Action item –
Search each line below for "arrow", then return the lines where it appears.

..........

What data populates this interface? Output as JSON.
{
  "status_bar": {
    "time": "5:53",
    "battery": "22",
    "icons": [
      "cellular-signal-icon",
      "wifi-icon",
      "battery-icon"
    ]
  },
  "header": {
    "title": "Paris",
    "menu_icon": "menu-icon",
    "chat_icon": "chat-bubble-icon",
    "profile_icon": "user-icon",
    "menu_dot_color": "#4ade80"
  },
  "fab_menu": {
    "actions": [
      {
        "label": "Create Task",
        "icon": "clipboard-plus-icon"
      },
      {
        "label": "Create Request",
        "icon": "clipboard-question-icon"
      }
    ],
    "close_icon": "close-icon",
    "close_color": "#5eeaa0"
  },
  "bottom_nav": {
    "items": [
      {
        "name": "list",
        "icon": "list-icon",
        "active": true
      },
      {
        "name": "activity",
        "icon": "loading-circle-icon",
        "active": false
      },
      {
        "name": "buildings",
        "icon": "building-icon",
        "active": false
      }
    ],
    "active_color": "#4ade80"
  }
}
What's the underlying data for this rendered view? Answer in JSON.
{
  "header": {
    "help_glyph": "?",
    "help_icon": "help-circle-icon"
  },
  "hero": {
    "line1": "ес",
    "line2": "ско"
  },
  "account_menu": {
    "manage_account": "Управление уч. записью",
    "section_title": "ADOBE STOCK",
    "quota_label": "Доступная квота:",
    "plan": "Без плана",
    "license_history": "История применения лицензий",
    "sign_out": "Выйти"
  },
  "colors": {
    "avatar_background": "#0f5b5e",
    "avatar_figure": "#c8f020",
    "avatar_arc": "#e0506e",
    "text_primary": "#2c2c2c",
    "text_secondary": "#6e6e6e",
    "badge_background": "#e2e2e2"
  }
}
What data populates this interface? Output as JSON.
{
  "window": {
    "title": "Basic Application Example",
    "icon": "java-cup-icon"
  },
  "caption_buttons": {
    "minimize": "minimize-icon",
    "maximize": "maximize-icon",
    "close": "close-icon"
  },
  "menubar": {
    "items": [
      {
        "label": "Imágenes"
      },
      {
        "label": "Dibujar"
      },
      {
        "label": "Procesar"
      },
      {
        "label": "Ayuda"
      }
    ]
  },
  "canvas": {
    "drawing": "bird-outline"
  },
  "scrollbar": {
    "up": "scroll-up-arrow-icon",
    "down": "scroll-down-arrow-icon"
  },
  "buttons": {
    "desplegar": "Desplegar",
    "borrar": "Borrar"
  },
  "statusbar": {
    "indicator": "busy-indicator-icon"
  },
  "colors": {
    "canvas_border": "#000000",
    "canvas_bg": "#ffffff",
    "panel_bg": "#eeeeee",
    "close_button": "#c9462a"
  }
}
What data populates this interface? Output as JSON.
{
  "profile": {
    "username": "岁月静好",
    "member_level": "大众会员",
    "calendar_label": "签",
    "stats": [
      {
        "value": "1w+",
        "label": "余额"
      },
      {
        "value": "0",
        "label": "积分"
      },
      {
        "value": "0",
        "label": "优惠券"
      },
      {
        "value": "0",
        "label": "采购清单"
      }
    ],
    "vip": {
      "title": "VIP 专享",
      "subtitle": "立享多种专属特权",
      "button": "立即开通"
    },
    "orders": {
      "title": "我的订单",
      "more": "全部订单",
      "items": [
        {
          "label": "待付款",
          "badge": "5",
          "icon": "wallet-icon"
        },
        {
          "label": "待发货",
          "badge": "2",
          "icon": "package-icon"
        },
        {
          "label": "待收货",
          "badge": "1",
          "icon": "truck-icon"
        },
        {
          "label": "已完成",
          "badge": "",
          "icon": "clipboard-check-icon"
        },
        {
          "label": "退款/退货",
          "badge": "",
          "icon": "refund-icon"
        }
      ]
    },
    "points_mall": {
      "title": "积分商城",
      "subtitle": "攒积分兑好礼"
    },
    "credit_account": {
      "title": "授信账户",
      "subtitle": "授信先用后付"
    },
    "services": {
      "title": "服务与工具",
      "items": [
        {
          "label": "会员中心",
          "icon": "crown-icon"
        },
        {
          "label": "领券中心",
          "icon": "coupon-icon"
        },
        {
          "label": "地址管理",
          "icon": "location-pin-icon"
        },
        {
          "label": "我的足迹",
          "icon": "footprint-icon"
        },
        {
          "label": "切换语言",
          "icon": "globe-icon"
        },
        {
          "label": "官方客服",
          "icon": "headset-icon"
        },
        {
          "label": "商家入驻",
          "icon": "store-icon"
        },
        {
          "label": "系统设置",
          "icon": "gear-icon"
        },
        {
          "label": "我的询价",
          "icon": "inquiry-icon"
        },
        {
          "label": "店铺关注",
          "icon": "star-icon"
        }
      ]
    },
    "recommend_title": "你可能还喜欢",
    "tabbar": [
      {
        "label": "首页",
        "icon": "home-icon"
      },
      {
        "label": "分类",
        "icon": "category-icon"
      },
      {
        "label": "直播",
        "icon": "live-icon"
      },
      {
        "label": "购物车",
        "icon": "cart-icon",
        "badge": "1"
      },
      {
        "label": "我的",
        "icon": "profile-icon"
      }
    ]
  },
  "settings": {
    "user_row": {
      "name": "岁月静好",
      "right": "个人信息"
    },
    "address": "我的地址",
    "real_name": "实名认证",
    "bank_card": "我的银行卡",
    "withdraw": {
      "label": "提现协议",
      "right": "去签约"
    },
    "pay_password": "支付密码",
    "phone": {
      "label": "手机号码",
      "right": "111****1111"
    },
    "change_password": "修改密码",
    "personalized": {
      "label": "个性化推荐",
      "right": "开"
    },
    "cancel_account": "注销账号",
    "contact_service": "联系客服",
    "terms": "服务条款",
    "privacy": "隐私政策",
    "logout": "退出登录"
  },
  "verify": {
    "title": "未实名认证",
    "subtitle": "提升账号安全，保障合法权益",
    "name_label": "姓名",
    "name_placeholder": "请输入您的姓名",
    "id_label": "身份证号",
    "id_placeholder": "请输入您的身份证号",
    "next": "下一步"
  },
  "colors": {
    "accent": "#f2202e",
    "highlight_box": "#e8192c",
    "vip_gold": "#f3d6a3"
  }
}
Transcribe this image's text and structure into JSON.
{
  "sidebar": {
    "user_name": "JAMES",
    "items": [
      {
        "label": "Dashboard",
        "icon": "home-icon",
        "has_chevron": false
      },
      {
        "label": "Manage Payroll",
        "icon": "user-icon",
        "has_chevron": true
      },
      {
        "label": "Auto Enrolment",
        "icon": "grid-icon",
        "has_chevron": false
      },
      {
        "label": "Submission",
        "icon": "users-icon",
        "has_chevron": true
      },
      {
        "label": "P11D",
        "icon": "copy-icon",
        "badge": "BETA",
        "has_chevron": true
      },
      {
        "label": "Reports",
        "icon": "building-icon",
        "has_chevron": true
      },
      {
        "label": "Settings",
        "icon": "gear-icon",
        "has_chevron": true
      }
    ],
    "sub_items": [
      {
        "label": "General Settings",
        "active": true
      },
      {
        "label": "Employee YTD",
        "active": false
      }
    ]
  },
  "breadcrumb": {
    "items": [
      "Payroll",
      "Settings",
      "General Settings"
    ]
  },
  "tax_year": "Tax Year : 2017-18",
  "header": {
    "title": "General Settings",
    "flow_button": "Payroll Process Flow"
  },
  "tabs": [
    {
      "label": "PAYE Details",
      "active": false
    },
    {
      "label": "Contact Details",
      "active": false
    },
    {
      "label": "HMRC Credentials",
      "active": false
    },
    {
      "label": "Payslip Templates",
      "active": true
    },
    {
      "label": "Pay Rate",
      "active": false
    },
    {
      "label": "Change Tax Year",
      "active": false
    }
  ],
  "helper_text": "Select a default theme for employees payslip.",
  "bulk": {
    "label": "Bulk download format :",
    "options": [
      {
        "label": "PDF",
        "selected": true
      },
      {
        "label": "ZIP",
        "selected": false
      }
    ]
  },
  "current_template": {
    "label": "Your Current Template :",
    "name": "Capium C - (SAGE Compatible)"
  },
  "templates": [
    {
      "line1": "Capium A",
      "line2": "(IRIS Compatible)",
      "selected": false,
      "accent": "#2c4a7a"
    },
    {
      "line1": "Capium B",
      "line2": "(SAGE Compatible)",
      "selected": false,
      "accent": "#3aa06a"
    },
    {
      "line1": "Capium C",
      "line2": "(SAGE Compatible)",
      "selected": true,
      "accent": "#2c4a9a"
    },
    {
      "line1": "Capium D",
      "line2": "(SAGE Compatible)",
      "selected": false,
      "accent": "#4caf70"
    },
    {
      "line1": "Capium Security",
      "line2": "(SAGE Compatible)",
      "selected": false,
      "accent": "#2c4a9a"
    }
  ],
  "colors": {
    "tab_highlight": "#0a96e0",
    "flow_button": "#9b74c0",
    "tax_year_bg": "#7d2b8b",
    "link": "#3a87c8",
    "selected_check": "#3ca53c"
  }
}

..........

Answer to the problem –
    "up": "scroll-up-arrow-icon",
    "down": "scroll-down-arrow-icon"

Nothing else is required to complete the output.